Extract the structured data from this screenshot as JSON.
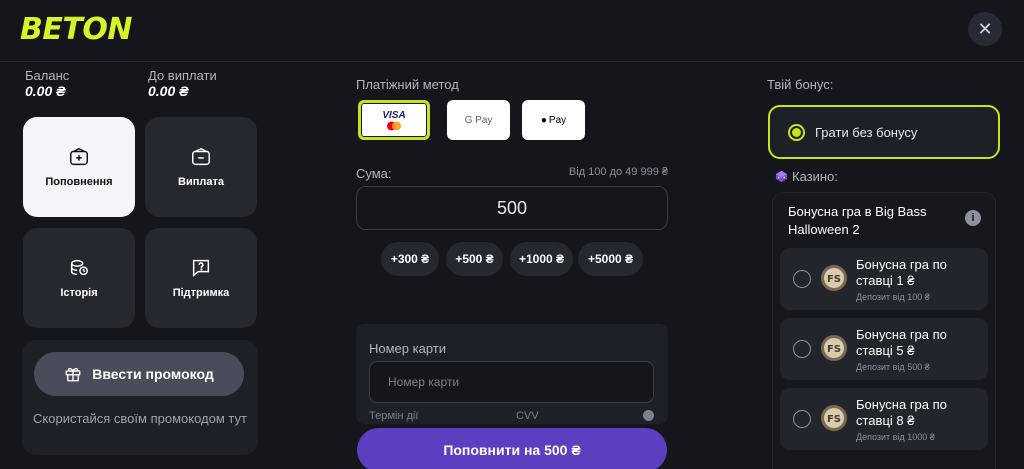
{
  "header": {
    "logo": "BETON",
    "close_label": "✕"
  },
  "balance": {
    "balance_label": "Баланс",
    "balance_value": "0.00 ₴",
    "payout_label": "До виплати",
    "payout_value": "0.00 ₴"
  },
  "menu": [
    {
      "label": "Поповнення",
      "icon": "wallet-plus-icon",
      "active": true
    },
    {
      "label": "Виплата",
      "icon": "wallet-minus-icon",
      "active": false
    },
    {
      "label": "Історія",
      "icon": "history-coins-icon",
      "active": false
    },
    {
      "label": "Підтримка",
      "icon": "support-chat-icon",
      "active": false
    }
  ],
  "promo": {
    "button_label": "Ввести промокод",
    "hint": "Скористайся своїм промокодом тут"
  },
  "payment": {
    "method_label": "Платіжний метод",
    "methods": [
      {
        "name": "visa-mastercard",
        "label": "VISA"
      },
      {
        "name": "google-pay",
        "label": "G Pay"
      },
      {
        "name": "apple-pay",
        "label": "Pay"
      }
    ],
    "amount_label": "Сума:",
    "amount_range": "Від 100 до 49 999 ₴",
    "amount_value": "500",
    "chips": [
      "+300 ₴",
      "+500 ₴",
      "+1000 ₴",
      "+5000 ₴"
    ]
  },
  "card": {
    "number_label": "Номер карти",
    "number_placeholder": "Номер карти",
    "expiry_label": "Термін дії",
    "cvv_label": "CVV"
  },
  "submit_label": "Поповнити на 500 ₴",
  "bonus": {
    "label": "Твій бонус:",
    "no_bonus": "Грати без бонусу",
    "casino_label": "Казино:",
    "casino_title": "Бонусна гра в Big Bass Halloween 2",
    "offers": [
      {
        "title": "Бонусна гра по ставці 1 ₴",
        "deposit": "Депозит від 100 ₴"
      },
      {
        "title": "Бонусна гра по ставці 5 ₴",
        "deposit": "Депозит від 500 ₴"
      },
      {
        "title": "Бонусна гра по ставці 8 ₴",
        "deposit": "Депозит від 1000 ₴"
      }
    ]
  },
  "colors": {
    "accent": "#c7e31a",
    "primary": "#5b3fc0",
    "background": "#15161c"
  }
}
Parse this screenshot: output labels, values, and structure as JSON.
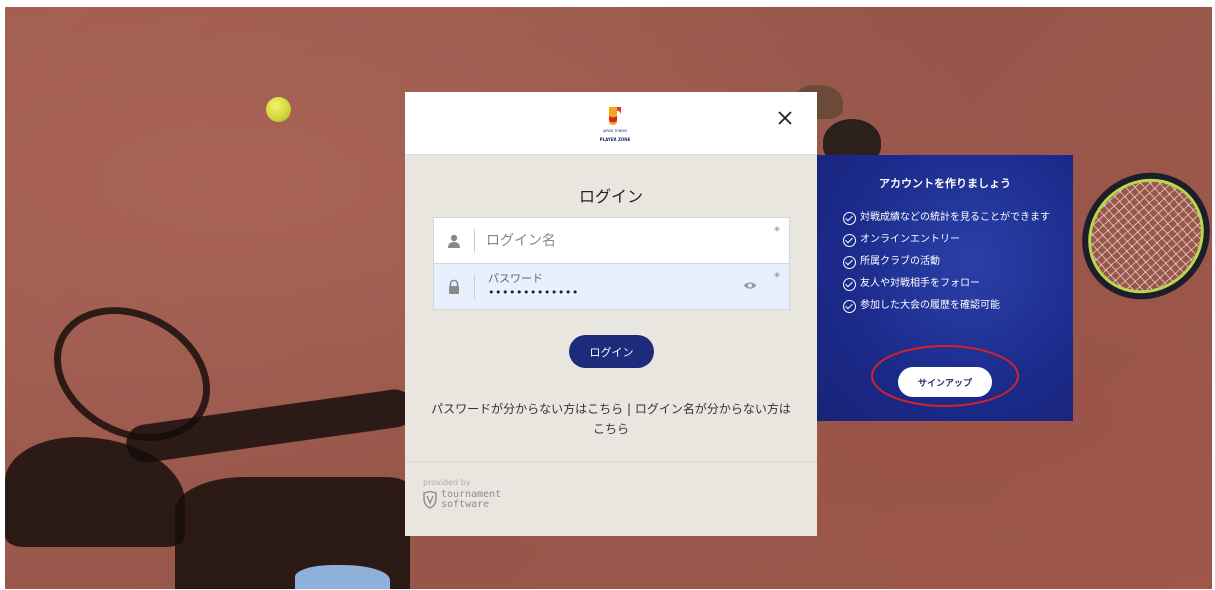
{
  "logo": {
    "name": "japan-tennis-logo",
    "caption": "PLAYER ZONE",
    "sub": "JAPAN TENNIS"
  },
  "modal": {
    "title": "ログイン",
    "username": {
      "placeholder": "ログイン名",
      "required_marker": "*"
    },
    "password": {
      "label": "パスワード",
      "value": "•••••••••••••",
      "required_marker": "*"
    },
    "login_button": "ログイン",
    "forgot_password": "パスワードが分からない方はこちら",
    "separator": "|",
    "forgot_username": "ログイン名が分からない方はこちら",
    "provided_by": "provided by",
    "provider_line1": "tournament",
    "provider_line2": "software"
  },
  "panel": {
    "title": "アカウントを作りましょう",
    "benefits": [
      "対戦成績などの統計を見ることができます",
      "オンラインエントリー",
      "所属クラブの活動",
      "友人や対戦相手をフォロー",
      "参加した大会の履歴を確認可能"
    ],
    "signup_button": "サインアップ"
  },
  "colors": {
    "brand_navy": "#1e2a7a",
    "highlight": "#d8231e"
  },
  "icons": [
    "user-icon",
    "lock-icon",
    "eye-icon",
    "close-icon",
    "check-circle-icon",
    "shield-icon"
  ]
}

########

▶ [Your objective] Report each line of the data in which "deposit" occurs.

▶ [Output below]
        "deposit": "Депозит від 100 ₴"
        "deposit": "Депозит від 500 ₴"
        "deposit": "Депозит від 1000 ₴"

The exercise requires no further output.